This is about possession obsession. Mine.
Much to my wife’s utter—or, should I say, clutter—dismay, I am an unabashed pack rat. Our home overflows with sports mementos and memorabilia of every description. Event credentials, posters, pictures, programs, ticket stubs, pins, you name it … everything from Wheaties boxes featuring Peyton Manning and Larry Bird to a Reggie Miller bobblehead.
Some of it’s pretty cool, I think. Like a piece of the hardwood floor from the Connersville YMCA where the first basketball game was played in Indiana in 1894. I also have a piece of both the original Assembly Hall and Mackey Arena floors.
Then again, they’re just chunks of wood, sitting there, collecting dust—on shelves, in closets, on desks, in boxes, in file cabinets, in the attic. Why do I hang onto to this stuff? I don’t know, I just do. I guess because each represents a memory.
Actually, my wife is pretty understanding about it all. Maybe because it gives her cover if I bring up the voluminous amount of her stuff in our abode. And maybe, too, because she occasionally contributes to the sports junkie’s junk. Just the other day, she announced she was in proud possession of Andrew Luck’s rookie card.
“Might be worth something someday,” she said, and so now there it sits right next to our Official 2005 Indianapolis Colts Peyton Manning Medallion, listed on the package at $2.99 but, you never know, it might be really worth something someday.
My possession obsession includes all manner of publications, including magazines, newspapers and boxes full of clippings. Yes, I do have a hard copy of the more than 600 IBJ columns I’ve written since coming on board in February 2001. Do I ever read ’em after I write ’em? Rarely. But I have them. Just in case … though just in case of what, I don’t know.
A few weeks ago, I finally caved in to space demands and divested myself of my Sports Illustrated Swimsuit Editions. Well, all but one of them. I just can’t let go of Cheryl Tiegs (and you older male readers know exactly which cover I’m referring to).
I have programs from various “firsts”: first Indiana Pacers games at Market Square Arena and Conseco Fieldhouse, first game at Victory Field, first games at the Hoosier Dome and Lucas Oil. I have the program, courtesy of my father-in-law, John, who actually attended the game, from the epic 1954 State Championship game between Milan and Muncie Central. Milan hero Bobby Plump later signed the program. Now that’s a keepsake.
I have books from authors Claire Bee (the Chip Hilton series) to Dan Jenkins to John Feinstein. I think I have everything either written by or about John Wooden. I have an entire wall of shelves filled with sports books. I’d be embarrassed to admit the small percentage I’ve actually read cover to cover but there they are, if I ever get around to it.

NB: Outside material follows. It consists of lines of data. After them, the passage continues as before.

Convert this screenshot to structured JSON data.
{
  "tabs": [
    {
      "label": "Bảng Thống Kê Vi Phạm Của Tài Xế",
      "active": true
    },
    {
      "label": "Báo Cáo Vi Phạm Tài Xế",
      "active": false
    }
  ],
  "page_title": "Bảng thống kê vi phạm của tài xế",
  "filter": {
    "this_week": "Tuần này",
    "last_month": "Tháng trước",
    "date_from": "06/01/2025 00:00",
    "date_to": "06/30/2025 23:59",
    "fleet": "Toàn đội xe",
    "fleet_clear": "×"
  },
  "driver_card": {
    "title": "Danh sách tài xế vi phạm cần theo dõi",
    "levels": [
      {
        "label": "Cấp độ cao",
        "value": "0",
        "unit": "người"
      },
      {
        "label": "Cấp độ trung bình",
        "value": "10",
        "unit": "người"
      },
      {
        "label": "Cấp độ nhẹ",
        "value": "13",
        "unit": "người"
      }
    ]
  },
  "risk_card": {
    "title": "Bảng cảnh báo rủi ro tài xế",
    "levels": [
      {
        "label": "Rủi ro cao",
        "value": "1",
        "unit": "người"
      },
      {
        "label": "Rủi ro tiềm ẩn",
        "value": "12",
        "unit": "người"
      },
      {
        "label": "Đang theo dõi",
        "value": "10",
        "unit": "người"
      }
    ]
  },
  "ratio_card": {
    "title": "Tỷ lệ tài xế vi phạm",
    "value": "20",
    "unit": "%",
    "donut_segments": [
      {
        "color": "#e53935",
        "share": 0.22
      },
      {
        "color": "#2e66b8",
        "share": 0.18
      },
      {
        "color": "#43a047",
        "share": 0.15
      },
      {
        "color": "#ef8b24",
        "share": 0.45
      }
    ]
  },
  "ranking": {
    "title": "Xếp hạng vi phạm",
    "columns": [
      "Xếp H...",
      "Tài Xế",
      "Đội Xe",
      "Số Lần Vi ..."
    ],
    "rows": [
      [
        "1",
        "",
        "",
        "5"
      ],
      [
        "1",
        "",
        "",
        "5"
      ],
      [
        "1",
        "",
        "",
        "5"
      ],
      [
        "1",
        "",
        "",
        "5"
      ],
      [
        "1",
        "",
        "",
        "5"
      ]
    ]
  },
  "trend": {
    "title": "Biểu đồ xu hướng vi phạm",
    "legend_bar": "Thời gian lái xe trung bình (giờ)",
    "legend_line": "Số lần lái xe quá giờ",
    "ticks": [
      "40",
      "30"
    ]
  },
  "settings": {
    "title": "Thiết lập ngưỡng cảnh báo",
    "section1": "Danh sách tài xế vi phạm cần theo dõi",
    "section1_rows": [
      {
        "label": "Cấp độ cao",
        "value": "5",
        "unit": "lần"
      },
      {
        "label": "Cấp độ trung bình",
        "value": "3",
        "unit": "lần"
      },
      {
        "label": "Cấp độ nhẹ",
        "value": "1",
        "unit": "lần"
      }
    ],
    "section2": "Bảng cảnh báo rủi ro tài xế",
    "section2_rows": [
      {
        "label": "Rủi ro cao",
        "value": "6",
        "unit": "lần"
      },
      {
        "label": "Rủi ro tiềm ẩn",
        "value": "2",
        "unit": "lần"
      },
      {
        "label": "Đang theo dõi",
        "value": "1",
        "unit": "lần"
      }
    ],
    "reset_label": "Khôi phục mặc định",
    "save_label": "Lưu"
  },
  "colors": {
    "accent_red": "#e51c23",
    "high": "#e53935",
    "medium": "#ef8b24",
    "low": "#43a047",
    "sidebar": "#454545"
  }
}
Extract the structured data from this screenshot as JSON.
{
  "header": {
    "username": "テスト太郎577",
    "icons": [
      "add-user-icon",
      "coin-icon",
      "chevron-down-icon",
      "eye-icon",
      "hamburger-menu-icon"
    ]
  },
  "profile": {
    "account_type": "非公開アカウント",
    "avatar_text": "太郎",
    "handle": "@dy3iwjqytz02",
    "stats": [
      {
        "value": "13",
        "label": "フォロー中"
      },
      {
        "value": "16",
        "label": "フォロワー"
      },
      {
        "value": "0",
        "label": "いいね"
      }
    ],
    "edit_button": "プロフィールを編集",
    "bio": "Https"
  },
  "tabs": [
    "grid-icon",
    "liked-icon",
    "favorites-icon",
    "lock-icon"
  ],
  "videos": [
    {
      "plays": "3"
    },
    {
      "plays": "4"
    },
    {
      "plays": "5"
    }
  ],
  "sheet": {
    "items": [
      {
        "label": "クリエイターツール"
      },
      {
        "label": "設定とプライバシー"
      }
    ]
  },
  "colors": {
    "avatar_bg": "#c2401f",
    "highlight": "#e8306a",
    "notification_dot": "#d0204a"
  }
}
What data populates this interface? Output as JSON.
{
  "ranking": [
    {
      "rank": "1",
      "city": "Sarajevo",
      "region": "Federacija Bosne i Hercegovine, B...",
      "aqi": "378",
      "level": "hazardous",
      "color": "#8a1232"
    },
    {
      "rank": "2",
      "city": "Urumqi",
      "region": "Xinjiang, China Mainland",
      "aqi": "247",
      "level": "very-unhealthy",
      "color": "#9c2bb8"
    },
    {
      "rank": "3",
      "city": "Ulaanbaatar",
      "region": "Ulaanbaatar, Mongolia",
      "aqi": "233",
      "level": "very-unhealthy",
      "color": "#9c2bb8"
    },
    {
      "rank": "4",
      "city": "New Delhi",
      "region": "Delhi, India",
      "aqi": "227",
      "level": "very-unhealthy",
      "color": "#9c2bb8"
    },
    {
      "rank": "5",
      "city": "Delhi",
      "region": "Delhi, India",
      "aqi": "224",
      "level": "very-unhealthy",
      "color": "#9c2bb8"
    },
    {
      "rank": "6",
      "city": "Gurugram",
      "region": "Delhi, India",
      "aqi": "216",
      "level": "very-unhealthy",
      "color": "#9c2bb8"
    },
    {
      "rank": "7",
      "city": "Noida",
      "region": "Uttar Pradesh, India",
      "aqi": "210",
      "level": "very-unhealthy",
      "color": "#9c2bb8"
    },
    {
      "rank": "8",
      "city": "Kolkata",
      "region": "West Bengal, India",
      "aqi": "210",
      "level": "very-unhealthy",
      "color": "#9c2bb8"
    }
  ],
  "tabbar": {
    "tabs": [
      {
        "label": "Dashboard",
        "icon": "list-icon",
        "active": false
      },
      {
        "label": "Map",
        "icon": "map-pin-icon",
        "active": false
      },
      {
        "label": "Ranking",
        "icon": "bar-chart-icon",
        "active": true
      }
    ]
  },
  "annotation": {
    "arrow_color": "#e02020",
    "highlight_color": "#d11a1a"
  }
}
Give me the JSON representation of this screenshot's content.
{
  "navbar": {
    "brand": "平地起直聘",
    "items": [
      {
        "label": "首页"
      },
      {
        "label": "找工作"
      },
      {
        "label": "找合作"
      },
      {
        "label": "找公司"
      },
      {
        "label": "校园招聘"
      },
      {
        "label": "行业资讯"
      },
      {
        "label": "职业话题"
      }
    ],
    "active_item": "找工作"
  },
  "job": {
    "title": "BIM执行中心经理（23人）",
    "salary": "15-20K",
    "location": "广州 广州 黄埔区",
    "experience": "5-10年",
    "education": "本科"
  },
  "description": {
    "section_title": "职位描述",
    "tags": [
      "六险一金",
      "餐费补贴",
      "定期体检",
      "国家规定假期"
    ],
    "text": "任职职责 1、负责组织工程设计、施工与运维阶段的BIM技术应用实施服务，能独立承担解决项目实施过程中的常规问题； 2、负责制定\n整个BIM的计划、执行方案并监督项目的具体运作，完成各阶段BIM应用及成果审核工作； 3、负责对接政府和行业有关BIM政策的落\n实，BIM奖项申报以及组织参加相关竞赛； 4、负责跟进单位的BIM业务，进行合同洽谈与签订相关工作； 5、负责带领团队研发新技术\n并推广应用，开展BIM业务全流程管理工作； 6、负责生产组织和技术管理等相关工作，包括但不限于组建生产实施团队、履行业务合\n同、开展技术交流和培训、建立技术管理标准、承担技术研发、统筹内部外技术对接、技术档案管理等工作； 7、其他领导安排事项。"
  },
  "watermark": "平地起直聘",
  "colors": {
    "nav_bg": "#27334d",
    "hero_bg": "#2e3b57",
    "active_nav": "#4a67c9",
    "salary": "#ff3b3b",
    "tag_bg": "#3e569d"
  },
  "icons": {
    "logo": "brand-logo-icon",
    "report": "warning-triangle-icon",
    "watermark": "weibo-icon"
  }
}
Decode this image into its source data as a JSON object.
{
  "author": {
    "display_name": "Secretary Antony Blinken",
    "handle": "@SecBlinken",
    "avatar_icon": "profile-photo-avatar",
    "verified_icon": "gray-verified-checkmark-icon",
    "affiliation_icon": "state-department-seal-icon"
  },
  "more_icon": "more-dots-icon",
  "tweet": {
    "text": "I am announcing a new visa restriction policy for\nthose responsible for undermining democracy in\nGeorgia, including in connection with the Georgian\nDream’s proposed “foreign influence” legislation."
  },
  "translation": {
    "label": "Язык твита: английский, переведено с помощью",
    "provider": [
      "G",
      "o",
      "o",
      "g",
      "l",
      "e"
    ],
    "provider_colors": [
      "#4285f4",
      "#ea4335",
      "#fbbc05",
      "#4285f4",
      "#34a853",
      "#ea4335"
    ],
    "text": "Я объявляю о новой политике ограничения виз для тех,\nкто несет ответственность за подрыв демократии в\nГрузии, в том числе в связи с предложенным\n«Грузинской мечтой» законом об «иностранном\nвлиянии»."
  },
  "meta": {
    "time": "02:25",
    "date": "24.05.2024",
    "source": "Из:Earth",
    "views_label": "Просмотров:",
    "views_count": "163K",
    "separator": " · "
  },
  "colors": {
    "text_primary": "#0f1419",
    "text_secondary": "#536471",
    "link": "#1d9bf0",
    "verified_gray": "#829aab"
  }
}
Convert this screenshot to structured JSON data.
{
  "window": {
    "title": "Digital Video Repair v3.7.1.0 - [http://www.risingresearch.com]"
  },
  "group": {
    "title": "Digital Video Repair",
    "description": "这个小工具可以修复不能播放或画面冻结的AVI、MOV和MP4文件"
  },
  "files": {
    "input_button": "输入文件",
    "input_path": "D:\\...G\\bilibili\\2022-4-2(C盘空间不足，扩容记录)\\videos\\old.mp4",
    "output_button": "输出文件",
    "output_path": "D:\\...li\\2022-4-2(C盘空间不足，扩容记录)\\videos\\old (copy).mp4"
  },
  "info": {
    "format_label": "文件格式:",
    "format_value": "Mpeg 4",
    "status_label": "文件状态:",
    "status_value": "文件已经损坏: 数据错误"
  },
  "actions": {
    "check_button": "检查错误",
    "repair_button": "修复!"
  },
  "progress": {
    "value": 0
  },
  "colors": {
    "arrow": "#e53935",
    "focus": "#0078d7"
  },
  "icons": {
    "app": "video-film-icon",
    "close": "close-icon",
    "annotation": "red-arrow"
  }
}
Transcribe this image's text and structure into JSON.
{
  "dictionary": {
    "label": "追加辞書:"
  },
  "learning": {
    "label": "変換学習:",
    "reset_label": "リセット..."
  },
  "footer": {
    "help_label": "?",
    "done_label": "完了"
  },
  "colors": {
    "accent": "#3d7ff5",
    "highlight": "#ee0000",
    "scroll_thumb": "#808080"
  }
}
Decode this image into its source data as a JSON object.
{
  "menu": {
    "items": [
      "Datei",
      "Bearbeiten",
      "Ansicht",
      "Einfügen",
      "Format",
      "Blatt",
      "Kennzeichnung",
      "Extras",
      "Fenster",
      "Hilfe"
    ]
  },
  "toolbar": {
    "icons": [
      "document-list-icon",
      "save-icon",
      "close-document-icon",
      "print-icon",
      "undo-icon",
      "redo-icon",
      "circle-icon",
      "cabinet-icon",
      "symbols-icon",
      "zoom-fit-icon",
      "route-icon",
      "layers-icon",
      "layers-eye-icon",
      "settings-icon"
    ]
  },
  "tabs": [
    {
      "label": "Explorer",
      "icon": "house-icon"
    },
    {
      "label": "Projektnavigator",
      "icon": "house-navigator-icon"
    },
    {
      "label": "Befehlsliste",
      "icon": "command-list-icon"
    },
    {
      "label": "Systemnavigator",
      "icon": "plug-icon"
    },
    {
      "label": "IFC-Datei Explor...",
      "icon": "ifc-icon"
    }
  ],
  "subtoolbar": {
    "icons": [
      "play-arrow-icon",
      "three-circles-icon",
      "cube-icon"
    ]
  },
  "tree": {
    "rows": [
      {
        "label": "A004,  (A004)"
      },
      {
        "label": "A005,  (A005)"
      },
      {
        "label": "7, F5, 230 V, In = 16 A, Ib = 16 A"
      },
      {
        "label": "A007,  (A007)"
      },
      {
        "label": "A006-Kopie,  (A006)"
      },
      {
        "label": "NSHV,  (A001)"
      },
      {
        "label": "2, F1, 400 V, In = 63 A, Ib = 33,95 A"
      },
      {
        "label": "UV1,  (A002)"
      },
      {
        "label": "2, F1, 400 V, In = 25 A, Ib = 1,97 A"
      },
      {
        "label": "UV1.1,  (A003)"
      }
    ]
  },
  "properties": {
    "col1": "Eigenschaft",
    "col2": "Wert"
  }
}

I have enough Indianapolis Motor Speedway/Indy 500 stuff to fill a Gasoline Alley garage.
I have commemorative footballs, baseballs, basketballs, tennis balls, golf balls and a couple of hockey pucks. Larry Bird once gave me a sleeve of Titleists with his name on them. They remain the only golf balls I’ve never lost.
There is glassware: dishes, bowls, cups, glasses. I also have commemorative bottles and cans. The Official Super Bowl XLVI Bud Light? There’s one in the fridge, sitting next to the can of Hatue beer I smuggled out of Havana, Cuba, after covering the Pan Am Games in 1991. Does beer get better with age? Probably not, but wine does, which bodes well for our bottle of red from the 2009 USA Swimming National Championships.
Yet there’s another wine bottle with contents I’ll never touch. That’s because it’s filled with pool water—yes, actual pool water—from the 2004 World Swimming Championships at the fieldhouse.
Speaking of international events, I have three boxes filled with items from each of the Olympic Games I covered, and another box from the Pan Am Games.
There are all the baseball caps, which bring the Goodwill commercial to life every time we open our coat closet. Then there’s my day-job office replete with: More Stuff.
So I continue to accumulate these mileposts along my life’s highway. What comes in never goes out. My wife, Saint Sherry, understands.
Besides, she’s convinced that Andrew Luck rookie card might be worth something someday.•
Benner is senior associate commissioner for external affairs for the Horizon League college athletic conference and a former sports columnist for The Indianapolis Star. His column appears weekly. He can be reached at firstname.lastname@example.org. He also has a blog, www.indyinsights.com.